[What is being asked]
The word to look for is "CELL". Report every line of the entries below that has it.

******

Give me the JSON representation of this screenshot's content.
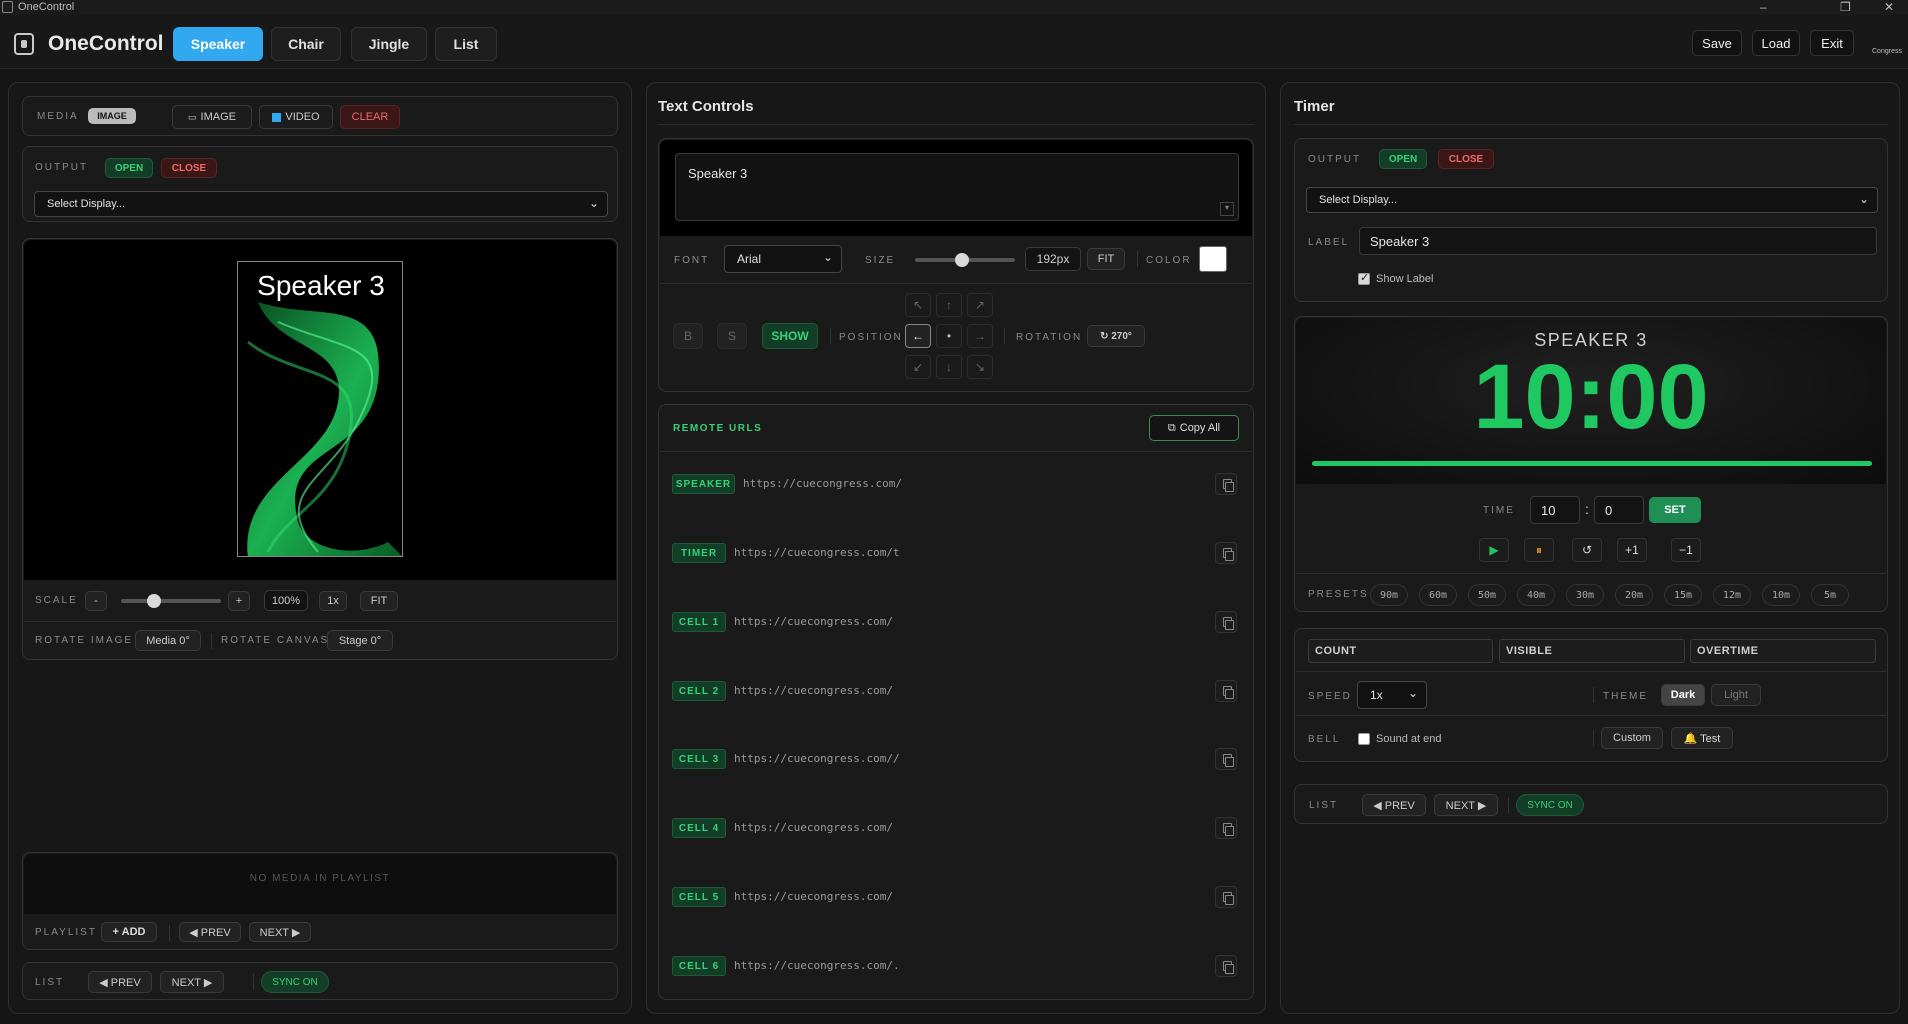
{
  "window": {
    "title": "OneControl",
    "controls": [
      "–",
      "❐",
      "✕"
    ]
  },
  "topbar": {
    "logo": "OneControl",
    "tabs": [
      "Speaker",
      "Chair",
      "Jingle",
      "List"
    ],
    "active_tab": "Speaker",
    "save": "Save",
    "load": "Load",
    "exit": "Exit",
    "brand": "Congress"
  },
  "left": {
    "media_label": "MEDIA",
    "media_badge": "IMAGE",
    "image_btn": "IMAGE",
    "video_btn": "VIDEO",
    "clear_btn": "CLEAR",
    "output_label": "OUTPUT",
    "open_btn": "OPEN",
    "close_btn": "CLOSE",
    "display_select": "Select Display...",
    "preview_text": "Speaker 3",
    "scale_label": "SCALE",
    "scale_minus": "-",
    "scale_plus": "+",
    "scale_value": "100%",
    "scale_1x": "1x",
    "scale_fit": "FIT",
    "rotate_image_label": "ROTATE IMAGE",
    "rotate_image_value": "Media 0°",
    "rotate_canvas_label": "ROTATE CANVAS",
    "rotate_canvas_value": "Stage 0°",
    "playlist_empty": "NO MEDIA IN PLAYLIST",
    "playlist_label": "PLAYLIST",
    "playlist_add": "+ ADD",
    "playlist_prev": "◀ PREV",
    "playlist_next": "NEXT ▶",
    "list_label": "LIST",
    "list_prev": "◀ PREV",
    "list_next": "NEXT ▶",
    "sync": "SYNC ON"
  },
  "middle": {
    "title": "Text Controls",
    "text_value": "Speaker 3",
    "font_label": "FONT",
    "font_value": "Arial",
    "size_label": "SIZE",
    "size_value": "192px",
    "fit": "FIT",
    "color_label": "COLOR",
    "color_value": "#ffffff",
    "bold": "B",
    "strike": "S",
    "show": "SHOW",
    "position_label": "POSITION",
    "position_arrows": [
      "↖",
      "↑",
      "↗",
      "←",
      "•",
      "→",
      "↙",
      "↓",
      "↘"
    ],
    "rotation_label": "ROTATION",
    "rotation_value": "↻ 270°",
    "remote_title": "REMOTE URLS",
    "copy_all": "Copy All",
    "urls": [
      {
        "tag": "SPEAKER",
        "url": "https://cuecongress.com/"
      },
      {
        "tag": "TIMER",
        "url": "https://cuecongress.com/t"
      },
      {
        "tag": "CELL 1",
        "url": "https://cuecongress.com/"
      },
      {
        "tag": "CELL 2",
        "url": "https://cuecongress.com/"
      },
      {
        "tag": "CELL 3",
        "url": "https://cuecongress.com//"
      },
      {
        "tag": "CELL 4",
        "url": "https://cuecongress.com/"
      },
      {
        "tag": "CELL 5",
        "url": "https://cuecongress.com/"
      },
      {
        "tag": "CELL 6",
        "url": "https://cuecongress.com/."
      }
    ]
  },
  "right": {
    "title": "Timer",
    "output_label": "OUTPUT",
    "open_btn": "OPEN",
    "close_btn": "CLOSE",
    "display_select": "Select Display...",
    "label_label": "LABEL",
    "label_value": "Speaker 3",
    "show_label": "Show Label",
    "display_name": "SPEAKER 3",
    "display_time": "10:00",
    "progress": 1.0,
    "time_label": "TIME",
    "time_min": "10",
    "time_sep": ":",
    "time_sec": "0",
    "set_btn": "SET",
    "play": "▶",
    "pause": "⏸",
    "reset": "↺",
    "plus1": "+1",
    "minus1": "−1",
    "presets_label": "PRESETS",
    "presets": [
      "90m",
      "60m",
      "50m",
      "40m",
      "30m",
      "20m",
      "15m",
      "12m",
      "10m",
      "5m"
    ],
    "count": "COUNT",
    "visible": "VISIBLE",
    "overtime": "OVERTIME",
    "speed_label": "SPEED",
    "speed_value": "1x",
    "theme_label": "THEME",
    "theme_dark": "Dark",
    "theme_light": "Light",
    "bell_label": "BELL",
    "sound_at_end": "Sound at end",
    "custom": "Custom",
    "test": "🔔 Test",
    "list_label": "LIST",
    "list_prev": "◀ PREV",
    "list_next": "NEXT ▶",
    "sync": "SYNC ON",
    "accent": "#1fc860"
  }
}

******

[Exercise response]
        "tag": "CELL 1",
        "tag": "CELL 2",
        "tag": "CELL 3",
        "tag": "CELL 4",
        "tag": "CELL 5",
        "tag": "CELL 6",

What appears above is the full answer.